Items from an interface collection:
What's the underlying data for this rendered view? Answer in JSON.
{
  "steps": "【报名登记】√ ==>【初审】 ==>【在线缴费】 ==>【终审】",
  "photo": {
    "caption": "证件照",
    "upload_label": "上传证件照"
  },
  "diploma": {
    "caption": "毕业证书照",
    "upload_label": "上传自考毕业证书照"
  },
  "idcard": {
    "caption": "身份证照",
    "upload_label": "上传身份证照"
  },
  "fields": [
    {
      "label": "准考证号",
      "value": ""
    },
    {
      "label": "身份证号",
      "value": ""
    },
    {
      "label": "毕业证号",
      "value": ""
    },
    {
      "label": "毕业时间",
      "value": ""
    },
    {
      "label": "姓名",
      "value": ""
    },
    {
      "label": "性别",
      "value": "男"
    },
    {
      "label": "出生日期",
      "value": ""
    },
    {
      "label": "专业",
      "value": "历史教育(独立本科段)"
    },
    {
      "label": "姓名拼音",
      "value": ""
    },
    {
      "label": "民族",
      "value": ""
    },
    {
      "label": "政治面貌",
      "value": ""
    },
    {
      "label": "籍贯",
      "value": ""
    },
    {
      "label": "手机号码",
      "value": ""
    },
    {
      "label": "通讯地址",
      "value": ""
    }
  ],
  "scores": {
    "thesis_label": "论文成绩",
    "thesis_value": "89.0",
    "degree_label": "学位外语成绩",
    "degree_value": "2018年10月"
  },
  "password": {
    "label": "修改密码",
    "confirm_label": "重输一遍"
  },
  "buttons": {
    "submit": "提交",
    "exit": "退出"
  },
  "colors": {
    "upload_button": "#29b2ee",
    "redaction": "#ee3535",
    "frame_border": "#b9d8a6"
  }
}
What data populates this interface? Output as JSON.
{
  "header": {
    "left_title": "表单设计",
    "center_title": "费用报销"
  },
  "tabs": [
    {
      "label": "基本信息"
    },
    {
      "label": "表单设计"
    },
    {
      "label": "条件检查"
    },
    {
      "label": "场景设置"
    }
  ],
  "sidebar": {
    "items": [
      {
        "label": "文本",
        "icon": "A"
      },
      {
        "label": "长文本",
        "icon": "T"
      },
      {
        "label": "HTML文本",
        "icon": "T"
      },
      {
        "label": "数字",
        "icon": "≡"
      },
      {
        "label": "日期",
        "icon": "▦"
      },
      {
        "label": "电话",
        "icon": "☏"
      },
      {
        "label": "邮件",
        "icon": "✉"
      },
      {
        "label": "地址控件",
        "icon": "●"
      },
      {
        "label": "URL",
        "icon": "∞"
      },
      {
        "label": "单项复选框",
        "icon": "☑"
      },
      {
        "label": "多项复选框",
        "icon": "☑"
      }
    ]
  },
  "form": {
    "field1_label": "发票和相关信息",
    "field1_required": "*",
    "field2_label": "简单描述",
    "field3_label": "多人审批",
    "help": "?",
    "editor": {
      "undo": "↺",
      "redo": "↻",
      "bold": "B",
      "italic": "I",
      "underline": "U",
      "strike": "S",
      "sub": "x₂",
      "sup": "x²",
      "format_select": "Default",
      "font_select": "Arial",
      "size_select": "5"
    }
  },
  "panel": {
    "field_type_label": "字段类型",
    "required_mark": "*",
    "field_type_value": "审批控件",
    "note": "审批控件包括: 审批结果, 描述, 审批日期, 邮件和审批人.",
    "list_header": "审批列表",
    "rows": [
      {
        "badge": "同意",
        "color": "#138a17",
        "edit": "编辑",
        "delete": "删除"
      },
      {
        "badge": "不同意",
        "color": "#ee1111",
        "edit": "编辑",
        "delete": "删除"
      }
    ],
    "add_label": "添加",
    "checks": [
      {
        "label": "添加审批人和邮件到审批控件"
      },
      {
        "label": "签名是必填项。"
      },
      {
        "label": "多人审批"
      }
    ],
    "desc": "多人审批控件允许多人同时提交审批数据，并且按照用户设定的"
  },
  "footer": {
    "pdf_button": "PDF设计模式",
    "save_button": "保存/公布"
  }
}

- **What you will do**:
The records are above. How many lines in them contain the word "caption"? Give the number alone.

- **Response**:
3